The Secret of Platform 13
Macmillan Children’s Books 2009 (1994)
A quest to find a missing prince. A portal that opens for a few days every nine years. A rescue mission by a hand-picked team. Obstacles to be overcome — or else disaster follows. Eva Ibbotson writes a witty narrative that combines a comedy of errors with incipient tragedy, likeable protagonists with a dastardly antagonist, familiar landmarks with an insular fairyland straight out of legend.
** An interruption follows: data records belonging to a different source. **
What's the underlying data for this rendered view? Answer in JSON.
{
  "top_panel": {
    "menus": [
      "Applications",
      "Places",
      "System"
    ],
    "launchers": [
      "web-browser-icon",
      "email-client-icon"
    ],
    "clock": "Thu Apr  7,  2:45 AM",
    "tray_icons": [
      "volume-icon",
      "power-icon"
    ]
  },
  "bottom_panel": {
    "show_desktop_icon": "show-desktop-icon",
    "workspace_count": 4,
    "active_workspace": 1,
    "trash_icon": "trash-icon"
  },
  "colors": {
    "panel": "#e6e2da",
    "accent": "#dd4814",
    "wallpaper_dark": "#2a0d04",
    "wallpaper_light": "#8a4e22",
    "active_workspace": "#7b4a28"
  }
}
Forget cranky critics who archly suggest J K Rowling ripped off ideas from this fantasy for her Boy Who Lived series: bar an access to a magical world via a platform on Kings Cross Station in London — Platform 13 as opposed to Nine & Three Quarters — and a boy rudely separated from his parents (and forced to sleep in a cupboard) there is little else that they share … apart from the usual staples of witches and wizards, fantastic beasts and non-magic users.
The secret of platform 13, revealed in the first few pages, is that there is a kind of wormhole to the Island in the disused Gents toilet on Platform 13, access to which is available only during a narrow window of opportunity. Inhabitants from both worlds can use this ‘gump’ but actually very few non-magical people are aware of it. When the baby prince’s nostalgic nurses make a return visit to London they’re devastated when their charge is kidnapped whilst they’re buying fish and chips, and the Island’s Royal Family have to wait another nine years before an attempt can be made to rescue him.
Thus emerges a case of role reversal: traditionally it’s human children who are kidnapped by the fairies, not vice versa. Eventually the grieving parents are able to send a hand-picked team consisting of a wizard, a fey, a cyclops and a young hag called Odge Grimble to locate and retrieve the lost prince before the gump closes again. But the youngster they discover, one Raymond Trottle, turns out to be an appallingly rude, spoilt individual, with a mother whom no one would want to wish on their worst enemy.
Ibbotson’s playing with tropes is clever and, beneath the playful whimsy, serious. Many children harbour the daydream that they are in reality adopted, born to inherit an unknown destiny; here, the author expends some care to show the desperation of parents: the King and Queen who have lost their newborn son, and Mrs Trottle who, childless, selfishly resorts to a cruel substitution to adopt a youngster of her own.
As it turns out, the team of Islanders (including young Odge) and the supernatural denizens of London are more enamoured with the ill-treated Ben (the one who lives in a cupboard) than the awful Raymond, setting the stage for an intricate farce before, one hopes, it all comes right in the end.
Nostalgia for a lost life was a strong thread in Eva Ibbotson’s fiction, no doubt deriving from her family having to flee Austria in the troubled years leading up to the Second World War; it is certainly present in this novel where the lost prince is concerned. While, as with many fairytales, one hopes for a happy and fair outcome, Ibbotson is skilful in deploying delayed gratification: the course of true justice never did run smooth or novels would all be terribly short.
Though not as celebrated as other fantasy writers of her time (such as Diana Wynne Jones or Joan Aiken) Ibbotson remains known as a writer for younger readers, with Dial a Ghost, Which Witch? and Journey to the River Sea usually cited, but she also wrote adult novels, now repackaged for the YA market. On the basis of these she deserves all the renown her works can garner.
2/20 of my 20 Books of Summer, and No 12 in this list